One day at work I came across a fellow employee whose last name looked very familiar. It was "Ritenour." We worked in the same division, so I saw it very frequently, but I never thought of following up or reaching out to her.
Then one day (pre-Covid) , after moving to a new location, I turned around and saw that she was sitting at a desk directly behind mine. The opportunity thus presented, I began to engage her in conversation, eventually getting around to asking about her family. Could she be a long-lost cousin? I knew that members of that family tree had headed south, settling in the Shenandoah Valley. In researching other members of the family tree in that area (which I will mention in at least one future post), I knew that their last name had undergone spelling changes. So, when she gave me some information about her grandfather, I set off to research and explore a possible connection.
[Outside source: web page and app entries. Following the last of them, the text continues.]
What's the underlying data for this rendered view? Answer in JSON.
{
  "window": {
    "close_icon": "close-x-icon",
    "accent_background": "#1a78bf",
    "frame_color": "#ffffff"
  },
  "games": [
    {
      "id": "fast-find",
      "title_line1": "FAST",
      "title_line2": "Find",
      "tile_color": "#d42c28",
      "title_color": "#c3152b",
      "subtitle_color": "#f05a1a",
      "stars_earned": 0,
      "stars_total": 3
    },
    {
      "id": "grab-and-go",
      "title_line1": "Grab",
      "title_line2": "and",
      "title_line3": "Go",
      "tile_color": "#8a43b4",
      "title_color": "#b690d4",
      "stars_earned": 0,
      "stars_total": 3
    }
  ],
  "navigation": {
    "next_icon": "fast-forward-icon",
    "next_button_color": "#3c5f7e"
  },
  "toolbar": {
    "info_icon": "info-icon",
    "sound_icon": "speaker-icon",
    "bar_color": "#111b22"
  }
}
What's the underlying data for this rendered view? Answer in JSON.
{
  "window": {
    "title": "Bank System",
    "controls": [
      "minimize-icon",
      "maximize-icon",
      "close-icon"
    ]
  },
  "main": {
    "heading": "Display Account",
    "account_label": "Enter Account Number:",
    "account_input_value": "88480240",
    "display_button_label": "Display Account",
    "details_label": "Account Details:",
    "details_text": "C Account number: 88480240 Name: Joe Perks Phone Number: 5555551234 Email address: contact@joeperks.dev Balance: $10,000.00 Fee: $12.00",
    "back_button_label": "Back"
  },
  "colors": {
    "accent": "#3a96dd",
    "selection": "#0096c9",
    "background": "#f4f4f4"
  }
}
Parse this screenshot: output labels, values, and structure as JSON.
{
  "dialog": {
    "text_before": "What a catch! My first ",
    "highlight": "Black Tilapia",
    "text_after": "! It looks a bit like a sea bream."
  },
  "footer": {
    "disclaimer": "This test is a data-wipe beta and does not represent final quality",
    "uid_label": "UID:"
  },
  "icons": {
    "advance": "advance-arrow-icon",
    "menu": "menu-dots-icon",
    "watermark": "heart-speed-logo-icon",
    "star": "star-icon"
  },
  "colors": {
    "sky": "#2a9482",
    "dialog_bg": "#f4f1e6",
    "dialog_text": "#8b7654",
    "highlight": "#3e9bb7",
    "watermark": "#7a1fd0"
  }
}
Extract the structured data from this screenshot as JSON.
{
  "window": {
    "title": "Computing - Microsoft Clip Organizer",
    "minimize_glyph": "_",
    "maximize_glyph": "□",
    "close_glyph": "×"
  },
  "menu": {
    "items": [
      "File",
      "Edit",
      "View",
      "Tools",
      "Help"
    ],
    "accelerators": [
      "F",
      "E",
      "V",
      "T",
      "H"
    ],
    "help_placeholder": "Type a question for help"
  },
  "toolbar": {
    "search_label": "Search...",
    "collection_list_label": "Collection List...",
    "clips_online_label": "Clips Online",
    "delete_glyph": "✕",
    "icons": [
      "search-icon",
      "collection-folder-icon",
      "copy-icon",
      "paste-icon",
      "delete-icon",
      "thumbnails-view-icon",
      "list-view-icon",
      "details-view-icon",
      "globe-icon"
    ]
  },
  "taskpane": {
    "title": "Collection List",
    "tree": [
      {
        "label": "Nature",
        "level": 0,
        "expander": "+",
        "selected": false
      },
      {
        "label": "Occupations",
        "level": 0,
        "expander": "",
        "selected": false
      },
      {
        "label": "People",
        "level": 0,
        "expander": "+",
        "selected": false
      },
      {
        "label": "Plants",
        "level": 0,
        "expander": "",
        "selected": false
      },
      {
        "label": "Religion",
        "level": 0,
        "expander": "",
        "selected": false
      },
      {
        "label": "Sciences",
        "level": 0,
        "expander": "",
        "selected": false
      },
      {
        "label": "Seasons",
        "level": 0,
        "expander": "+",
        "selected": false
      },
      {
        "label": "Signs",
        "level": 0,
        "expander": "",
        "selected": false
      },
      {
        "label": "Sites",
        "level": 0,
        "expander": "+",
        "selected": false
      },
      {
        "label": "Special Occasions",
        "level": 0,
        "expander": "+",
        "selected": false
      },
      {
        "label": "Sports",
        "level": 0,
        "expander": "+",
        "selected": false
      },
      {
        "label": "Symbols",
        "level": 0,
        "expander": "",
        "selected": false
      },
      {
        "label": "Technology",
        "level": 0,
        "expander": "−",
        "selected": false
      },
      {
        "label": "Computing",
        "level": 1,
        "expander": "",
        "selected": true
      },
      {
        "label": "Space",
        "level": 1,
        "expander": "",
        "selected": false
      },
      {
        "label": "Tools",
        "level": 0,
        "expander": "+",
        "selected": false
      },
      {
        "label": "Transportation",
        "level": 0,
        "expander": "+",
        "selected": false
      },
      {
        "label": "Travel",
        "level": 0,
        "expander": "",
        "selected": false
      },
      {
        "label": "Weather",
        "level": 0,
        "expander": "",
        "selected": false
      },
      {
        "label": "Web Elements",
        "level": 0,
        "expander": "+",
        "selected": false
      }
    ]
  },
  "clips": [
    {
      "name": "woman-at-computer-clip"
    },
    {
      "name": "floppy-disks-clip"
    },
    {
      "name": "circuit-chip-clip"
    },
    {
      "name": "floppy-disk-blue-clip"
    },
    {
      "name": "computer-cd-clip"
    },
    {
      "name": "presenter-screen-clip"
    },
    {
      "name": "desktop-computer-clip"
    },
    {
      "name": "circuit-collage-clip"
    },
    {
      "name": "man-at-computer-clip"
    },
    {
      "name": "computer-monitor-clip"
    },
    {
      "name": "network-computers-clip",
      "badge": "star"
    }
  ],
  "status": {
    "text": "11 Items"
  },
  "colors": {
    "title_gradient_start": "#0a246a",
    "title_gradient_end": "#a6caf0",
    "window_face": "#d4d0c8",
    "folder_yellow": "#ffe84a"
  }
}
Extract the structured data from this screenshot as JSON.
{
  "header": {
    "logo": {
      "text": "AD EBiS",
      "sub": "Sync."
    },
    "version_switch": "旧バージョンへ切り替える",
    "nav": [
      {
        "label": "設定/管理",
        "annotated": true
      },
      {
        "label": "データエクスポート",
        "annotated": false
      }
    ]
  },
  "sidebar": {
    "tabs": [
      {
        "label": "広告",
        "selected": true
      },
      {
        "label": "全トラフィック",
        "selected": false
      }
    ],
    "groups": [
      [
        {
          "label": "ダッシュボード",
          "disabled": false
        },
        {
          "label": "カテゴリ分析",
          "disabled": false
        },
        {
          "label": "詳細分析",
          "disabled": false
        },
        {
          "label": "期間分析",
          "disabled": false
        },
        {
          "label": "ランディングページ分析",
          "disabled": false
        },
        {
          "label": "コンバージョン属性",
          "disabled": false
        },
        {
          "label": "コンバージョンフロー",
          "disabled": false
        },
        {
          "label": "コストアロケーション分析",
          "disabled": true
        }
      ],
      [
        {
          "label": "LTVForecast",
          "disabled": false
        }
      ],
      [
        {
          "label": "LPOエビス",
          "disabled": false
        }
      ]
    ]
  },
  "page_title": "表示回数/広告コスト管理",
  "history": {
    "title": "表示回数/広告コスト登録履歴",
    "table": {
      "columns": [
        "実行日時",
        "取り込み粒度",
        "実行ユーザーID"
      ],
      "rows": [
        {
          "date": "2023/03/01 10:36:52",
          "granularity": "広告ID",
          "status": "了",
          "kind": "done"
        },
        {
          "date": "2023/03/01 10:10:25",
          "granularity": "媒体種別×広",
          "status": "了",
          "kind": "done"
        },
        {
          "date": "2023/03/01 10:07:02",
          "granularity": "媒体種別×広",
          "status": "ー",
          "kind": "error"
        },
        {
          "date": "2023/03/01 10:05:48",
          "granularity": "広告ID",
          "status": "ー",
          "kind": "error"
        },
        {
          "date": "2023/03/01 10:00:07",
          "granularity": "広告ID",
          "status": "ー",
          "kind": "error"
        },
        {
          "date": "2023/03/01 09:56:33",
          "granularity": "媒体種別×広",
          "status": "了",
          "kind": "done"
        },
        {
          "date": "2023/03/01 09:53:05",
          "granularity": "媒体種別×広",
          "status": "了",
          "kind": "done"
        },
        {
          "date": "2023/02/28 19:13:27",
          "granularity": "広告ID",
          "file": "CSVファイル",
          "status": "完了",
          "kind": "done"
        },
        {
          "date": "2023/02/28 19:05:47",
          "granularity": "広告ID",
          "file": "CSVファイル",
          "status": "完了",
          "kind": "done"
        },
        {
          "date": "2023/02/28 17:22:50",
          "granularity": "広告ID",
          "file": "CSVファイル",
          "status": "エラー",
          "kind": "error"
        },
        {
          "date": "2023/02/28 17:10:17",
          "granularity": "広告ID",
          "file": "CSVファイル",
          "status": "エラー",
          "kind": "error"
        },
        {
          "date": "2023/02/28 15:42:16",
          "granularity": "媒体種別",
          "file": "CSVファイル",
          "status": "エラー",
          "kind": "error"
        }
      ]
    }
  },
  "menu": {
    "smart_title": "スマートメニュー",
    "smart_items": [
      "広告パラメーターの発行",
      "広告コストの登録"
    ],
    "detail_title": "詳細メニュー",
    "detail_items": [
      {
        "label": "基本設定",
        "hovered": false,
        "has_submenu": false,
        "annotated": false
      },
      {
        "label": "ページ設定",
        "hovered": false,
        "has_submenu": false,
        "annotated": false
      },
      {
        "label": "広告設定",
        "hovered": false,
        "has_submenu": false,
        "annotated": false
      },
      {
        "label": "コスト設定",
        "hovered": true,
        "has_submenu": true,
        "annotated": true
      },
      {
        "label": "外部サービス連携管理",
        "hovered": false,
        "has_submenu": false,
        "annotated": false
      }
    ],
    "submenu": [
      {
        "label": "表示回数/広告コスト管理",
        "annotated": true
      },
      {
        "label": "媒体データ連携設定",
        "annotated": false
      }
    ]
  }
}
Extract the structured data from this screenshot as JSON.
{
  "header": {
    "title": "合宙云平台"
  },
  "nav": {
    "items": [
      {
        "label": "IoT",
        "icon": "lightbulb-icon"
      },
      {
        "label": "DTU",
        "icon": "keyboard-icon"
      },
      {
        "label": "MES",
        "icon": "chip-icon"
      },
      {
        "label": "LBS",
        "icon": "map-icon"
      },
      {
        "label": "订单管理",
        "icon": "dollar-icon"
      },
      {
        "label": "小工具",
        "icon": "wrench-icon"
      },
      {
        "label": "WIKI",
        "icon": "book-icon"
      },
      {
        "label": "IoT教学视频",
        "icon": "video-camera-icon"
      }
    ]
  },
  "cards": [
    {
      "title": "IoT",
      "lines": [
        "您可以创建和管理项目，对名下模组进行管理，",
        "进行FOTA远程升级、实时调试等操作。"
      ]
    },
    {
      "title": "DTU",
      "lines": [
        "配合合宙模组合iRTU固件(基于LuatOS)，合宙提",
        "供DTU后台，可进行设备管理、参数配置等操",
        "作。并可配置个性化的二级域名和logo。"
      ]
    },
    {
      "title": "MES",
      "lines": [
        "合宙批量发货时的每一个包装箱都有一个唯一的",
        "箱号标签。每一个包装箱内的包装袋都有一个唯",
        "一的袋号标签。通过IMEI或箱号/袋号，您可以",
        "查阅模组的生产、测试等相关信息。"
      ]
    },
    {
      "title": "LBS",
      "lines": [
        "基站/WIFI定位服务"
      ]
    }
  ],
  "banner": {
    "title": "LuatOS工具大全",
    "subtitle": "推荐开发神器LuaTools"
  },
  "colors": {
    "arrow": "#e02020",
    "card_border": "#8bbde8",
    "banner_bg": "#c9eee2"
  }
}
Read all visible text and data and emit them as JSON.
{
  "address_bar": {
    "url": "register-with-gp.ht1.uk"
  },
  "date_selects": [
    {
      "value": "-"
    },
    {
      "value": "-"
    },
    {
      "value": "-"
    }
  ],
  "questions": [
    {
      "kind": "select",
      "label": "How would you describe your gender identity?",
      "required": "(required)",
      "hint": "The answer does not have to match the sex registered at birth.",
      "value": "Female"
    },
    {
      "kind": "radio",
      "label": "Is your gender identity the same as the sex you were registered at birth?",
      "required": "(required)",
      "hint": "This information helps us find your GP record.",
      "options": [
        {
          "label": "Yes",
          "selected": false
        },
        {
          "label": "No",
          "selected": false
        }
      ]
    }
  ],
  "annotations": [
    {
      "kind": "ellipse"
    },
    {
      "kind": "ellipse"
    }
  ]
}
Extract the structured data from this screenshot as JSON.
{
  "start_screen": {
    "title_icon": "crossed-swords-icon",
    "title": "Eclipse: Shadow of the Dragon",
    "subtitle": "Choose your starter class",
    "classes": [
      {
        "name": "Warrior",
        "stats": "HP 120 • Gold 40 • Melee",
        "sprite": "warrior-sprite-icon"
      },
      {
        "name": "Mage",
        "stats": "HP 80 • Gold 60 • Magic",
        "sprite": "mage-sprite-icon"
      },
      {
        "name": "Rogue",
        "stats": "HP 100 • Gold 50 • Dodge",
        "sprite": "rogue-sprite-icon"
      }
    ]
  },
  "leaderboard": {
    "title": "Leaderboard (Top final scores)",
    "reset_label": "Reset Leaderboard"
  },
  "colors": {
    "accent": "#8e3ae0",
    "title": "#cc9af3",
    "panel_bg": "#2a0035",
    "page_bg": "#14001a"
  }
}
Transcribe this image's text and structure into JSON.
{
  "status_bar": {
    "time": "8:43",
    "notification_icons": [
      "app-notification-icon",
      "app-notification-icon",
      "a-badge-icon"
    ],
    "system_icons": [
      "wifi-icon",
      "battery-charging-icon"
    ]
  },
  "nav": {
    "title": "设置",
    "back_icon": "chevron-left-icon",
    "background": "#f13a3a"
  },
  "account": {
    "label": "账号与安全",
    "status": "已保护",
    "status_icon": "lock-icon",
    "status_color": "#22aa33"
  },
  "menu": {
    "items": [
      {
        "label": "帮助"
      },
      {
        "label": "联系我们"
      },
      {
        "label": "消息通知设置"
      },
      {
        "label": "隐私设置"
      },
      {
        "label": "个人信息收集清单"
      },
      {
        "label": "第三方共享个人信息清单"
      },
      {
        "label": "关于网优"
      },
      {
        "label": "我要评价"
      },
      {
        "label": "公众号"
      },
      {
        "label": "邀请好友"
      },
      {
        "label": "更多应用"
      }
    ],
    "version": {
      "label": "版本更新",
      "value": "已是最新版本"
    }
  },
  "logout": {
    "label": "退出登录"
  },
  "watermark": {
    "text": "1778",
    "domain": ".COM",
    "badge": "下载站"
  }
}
It did not take me long to trace back to our common grandparents, Johannes "Hans" Reitenauer, Sr. and Maria Catharina Lehnhardt Reitenauer. Her 7x great grandfather, Johann George Adam Reitenauer, was my 5x great grandfather, Johannes Reitenauer's older brother. They were both born in Tieffenbach, Lutzelstein, Bas-Rhein, France and accompanied their parents in siblings on the ship Lydia to America.
However, while Johannes would remain in Pennsylvania, his brother would head south to Maryland. He would settle and die there, but his older brother would head south to Conococheague, Washington County, Maryland, just west of present-day Hagerstown, Maryland. His sons would spread out. Some relocating to Ohio and some further down the Shenandoah Valley.
George Adam, now spelling the last name Ridenour, would move to an area known as Powell's Fort Valley. On 22 September 1735, James Wood surveyed a 6,460 acre tract located in Powell's Fort. This tract was a part of the 100,000 acre patent from the Govenor and Council of the Colony of Virginia that was issued to Jost Hite, Robert MacKay, William Duff, and Robert Green. A young George Washington would surveyed the Fort Valley for Lord Fairfax in 1748 or 1749. Other early settlers would marry into the Ridenour family, such as the Clems, the McInturffs, the Golladys and the Munchs.
John Adam Ridenour would marry Magdalena Munch on 8 Mar 1802 in Shenandoah County and have 12 children. The second oldest son, Daniel Jacob Ridenour, married Frances Elizabeth Clem 10 Feb 1831 and have 10 children.
Their children all appear to have adopted the spelling "Ritenour" spelling of the surname.
Their son, David Jackson Ritenour, enlisted as a Private in Co. B (the Toms Brook Guard), 33rd Virginia Regiment, Stonewall Brigade, named after General Thomas J. "Stonewall" Jackson. David was wounded twice in the hips at the Second Battle of Bull Run and once in the head at Chancellorsville. He would be captured in Winchester, Virginia in June 1863 and held as a prisoner of war at Fort Delaware until 11 March 1865 when he took the oath of allegiance. He would carry the bullets that inflicted the wounds throughout the remainder of his life, dying in January 1925 at the age of 81.
Thus, a conversation with a co-worker led to the research and discovery of a cousin in my midst. It also helped to jumpstart my focus and information gathering about family members who settled in the Shenandoah Valley, an area with which I have become very familiar. As always, more to come on these relatives!